Voges was in superb form in the Sheffield Shield season, topping the run charts and averaging more than 104. Fawad, a leg-spinner, took 48 wicket and was the most destructive bowler, topping his chart as well.

Voges' selection saw Burns dropped, despite his good Test debut series against India, but Marsh said that Burns was part of the A-side and would be gathering experience with an eye to the 2016 international season.

Marsh said of Voges: "He had a magnificent Shield season, absolutely no doubt about that. I looked at him on four or five occasions, maybe more, this year. and I thought 'I don't know how anyone is going to get this bloke out'.

"He was that dominant, but it wasn't only the fact he made 1300-odd runs, it was the way he made them. It was as good as any Sheffield Shield batting I've ever seen, and I've seen some good stuff.
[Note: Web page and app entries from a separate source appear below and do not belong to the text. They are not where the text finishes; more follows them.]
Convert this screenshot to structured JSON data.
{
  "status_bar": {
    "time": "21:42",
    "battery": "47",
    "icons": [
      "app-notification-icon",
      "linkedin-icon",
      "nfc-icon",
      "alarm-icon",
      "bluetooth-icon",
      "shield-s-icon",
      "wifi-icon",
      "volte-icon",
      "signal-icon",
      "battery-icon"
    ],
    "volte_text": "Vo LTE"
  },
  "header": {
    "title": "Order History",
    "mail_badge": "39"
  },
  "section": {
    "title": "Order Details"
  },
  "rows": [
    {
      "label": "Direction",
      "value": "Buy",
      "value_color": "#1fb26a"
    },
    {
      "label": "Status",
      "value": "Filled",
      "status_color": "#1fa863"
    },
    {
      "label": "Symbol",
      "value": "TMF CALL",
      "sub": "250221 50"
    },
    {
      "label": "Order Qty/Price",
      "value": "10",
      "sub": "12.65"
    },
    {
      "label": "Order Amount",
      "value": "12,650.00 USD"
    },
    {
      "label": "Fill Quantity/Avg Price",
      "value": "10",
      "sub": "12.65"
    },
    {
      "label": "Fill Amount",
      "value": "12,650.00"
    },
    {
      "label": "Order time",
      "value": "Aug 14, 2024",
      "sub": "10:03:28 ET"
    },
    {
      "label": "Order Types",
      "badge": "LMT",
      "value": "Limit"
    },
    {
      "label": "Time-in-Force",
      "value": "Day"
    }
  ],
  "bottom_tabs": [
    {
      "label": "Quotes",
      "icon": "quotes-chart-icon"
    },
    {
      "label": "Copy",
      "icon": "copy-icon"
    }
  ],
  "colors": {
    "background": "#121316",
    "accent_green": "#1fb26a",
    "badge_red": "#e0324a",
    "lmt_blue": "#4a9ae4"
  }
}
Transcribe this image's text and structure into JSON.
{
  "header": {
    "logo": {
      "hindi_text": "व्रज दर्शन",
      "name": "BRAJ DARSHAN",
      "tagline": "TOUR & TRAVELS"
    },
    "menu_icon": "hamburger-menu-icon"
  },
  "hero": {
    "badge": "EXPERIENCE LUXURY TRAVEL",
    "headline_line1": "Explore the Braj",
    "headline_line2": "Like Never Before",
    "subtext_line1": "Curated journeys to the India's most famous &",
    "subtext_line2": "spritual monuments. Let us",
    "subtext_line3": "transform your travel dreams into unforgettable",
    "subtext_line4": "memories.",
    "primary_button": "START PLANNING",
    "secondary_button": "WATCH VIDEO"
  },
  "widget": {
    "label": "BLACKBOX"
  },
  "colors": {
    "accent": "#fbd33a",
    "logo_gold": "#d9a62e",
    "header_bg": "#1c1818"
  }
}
"Pure weight of runs, and the way in which he got those runs [put Voges ahead of Burns]. You could just see Test player written all over him. Mark Waugh saw him bat, Trevor Hohns saw him bat, I saw him bat, all the state coaches, all the state talent managers. Everyone said the same thing – surely we can't all be wrong.

"It worked out quite nicely for Joe in a lot of ways in as much as he will be going to India, where he's never played cricket, he'll have two four-day matches and five one-day matches in India, and I reckon that will be very good for his overall development as a batsman."

Of Fawad being picked ahead of Agar, Marsh explained: "Forty-eight wickets is a pretty good season, and it wasn't only the fact he got 48 wickets, it was the way he bowled.

"He bowled beautifully all summer and him being a legspinner as opposed to a finger spinner probably also gave him a slight advantage because, believe it or not, Australia's always looking for legspinners. We have a proud history of legspinning in this country, and we want that to continue.

"He doesn't bowl too much rubbish, and he creates a lot of pressure. He's able to have men around the bat in most instances and he keeps asking the batsmen questions. That's what most good spinners do, you need to be able to remain on as a legspinners.

"It is all very well ripping the ball, but if you bowl two full tosses, two long hops, it's very hard for the captain to keep you on. He maintains good economy and he asks many questions of both left and right-handed batsmen."